Write out every line below that contains "name".
====== Records supplied ======
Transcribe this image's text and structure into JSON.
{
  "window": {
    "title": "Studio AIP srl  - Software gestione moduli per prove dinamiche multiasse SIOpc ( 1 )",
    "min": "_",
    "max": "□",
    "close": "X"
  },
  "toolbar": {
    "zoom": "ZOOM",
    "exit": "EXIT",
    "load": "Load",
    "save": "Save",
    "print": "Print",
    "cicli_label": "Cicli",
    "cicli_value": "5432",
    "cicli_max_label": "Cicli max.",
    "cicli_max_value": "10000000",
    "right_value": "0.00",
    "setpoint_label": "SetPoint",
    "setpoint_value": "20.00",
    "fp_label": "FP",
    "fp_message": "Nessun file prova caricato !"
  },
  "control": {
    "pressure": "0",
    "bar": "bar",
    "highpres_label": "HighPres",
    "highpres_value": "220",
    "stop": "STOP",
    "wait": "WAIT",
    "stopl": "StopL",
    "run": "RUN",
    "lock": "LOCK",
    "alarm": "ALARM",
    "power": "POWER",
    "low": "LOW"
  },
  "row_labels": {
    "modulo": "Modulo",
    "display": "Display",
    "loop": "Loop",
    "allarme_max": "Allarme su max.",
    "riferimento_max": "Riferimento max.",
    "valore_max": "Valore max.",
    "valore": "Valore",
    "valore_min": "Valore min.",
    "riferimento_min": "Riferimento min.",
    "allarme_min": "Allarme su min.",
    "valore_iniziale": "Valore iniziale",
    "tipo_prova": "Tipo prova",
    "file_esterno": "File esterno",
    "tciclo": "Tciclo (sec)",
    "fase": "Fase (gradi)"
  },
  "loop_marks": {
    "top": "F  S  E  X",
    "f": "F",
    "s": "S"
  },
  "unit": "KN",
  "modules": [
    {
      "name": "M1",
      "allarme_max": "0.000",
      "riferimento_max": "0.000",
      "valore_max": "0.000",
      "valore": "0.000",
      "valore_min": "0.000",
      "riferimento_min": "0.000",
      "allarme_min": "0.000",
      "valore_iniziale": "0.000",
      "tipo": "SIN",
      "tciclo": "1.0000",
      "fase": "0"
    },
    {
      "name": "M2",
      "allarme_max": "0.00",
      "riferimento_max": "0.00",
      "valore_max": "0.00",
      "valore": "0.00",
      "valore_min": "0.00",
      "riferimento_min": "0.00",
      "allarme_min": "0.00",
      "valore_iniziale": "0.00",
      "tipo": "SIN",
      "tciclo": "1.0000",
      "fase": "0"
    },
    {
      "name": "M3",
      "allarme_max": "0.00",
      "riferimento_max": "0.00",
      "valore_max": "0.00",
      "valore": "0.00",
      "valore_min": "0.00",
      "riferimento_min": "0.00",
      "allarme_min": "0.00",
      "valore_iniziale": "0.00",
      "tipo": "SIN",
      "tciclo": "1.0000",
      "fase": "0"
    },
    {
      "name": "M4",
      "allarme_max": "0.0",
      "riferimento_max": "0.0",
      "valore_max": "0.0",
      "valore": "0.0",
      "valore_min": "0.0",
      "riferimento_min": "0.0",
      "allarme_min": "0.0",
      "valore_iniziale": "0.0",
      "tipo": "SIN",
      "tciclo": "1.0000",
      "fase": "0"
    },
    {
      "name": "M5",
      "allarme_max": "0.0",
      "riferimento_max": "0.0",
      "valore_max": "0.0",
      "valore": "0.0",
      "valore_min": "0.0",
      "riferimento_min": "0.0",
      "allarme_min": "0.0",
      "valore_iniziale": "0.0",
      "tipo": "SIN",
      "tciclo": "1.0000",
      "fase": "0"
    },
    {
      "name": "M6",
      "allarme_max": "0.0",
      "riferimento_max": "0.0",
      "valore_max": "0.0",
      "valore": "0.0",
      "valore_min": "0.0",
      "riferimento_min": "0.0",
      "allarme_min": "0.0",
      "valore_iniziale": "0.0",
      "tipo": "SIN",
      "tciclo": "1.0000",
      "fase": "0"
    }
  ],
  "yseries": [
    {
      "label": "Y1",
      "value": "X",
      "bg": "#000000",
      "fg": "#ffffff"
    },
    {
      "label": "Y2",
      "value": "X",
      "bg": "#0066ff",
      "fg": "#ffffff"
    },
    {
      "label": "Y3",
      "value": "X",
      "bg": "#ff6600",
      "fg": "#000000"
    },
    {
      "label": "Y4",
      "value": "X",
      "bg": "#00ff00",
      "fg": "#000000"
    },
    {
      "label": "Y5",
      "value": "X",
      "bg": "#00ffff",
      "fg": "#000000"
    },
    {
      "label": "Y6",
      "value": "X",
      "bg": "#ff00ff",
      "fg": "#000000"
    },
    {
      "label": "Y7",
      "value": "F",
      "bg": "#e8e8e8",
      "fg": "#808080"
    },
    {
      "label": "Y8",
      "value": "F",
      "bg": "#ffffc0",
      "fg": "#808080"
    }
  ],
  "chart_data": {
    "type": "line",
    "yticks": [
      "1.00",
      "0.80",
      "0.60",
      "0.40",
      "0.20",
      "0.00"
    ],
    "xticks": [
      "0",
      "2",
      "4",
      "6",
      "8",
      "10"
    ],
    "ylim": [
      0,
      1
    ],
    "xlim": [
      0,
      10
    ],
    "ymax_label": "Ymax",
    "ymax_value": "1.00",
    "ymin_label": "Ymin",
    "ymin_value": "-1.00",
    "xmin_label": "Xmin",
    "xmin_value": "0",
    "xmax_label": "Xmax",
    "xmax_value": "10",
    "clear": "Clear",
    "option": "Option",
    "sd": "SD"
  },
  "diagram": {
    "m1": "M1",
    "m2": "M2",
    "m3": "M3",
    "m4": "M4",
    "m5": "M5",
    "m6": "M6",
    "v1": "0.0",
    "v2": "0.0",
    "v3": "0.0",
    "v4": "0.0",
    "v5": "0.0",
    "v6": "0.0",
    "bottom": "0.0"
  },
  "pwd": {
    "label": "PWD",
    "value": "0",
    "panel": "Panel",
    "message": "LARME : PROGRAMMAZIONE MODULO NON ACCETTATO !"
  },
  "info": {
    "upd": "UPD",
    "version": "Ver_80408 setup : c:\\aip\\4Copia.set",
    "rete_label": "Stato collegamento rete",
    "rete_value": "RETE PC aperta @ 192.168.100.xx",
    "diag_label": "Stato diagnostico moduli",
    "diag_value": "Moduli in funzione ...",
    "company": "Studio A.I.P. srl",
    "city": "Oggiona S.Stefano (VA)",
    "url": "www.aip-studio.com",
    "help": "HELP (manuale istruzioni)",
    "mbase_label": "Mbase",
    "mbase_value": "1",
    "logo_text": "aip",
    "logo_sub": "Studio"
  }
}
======
Solved problem.
      "name": "M1",
      "name": "M2",
      "name": "M3",
      "name": "M4",
      "name": "M5",
      "name": "M6",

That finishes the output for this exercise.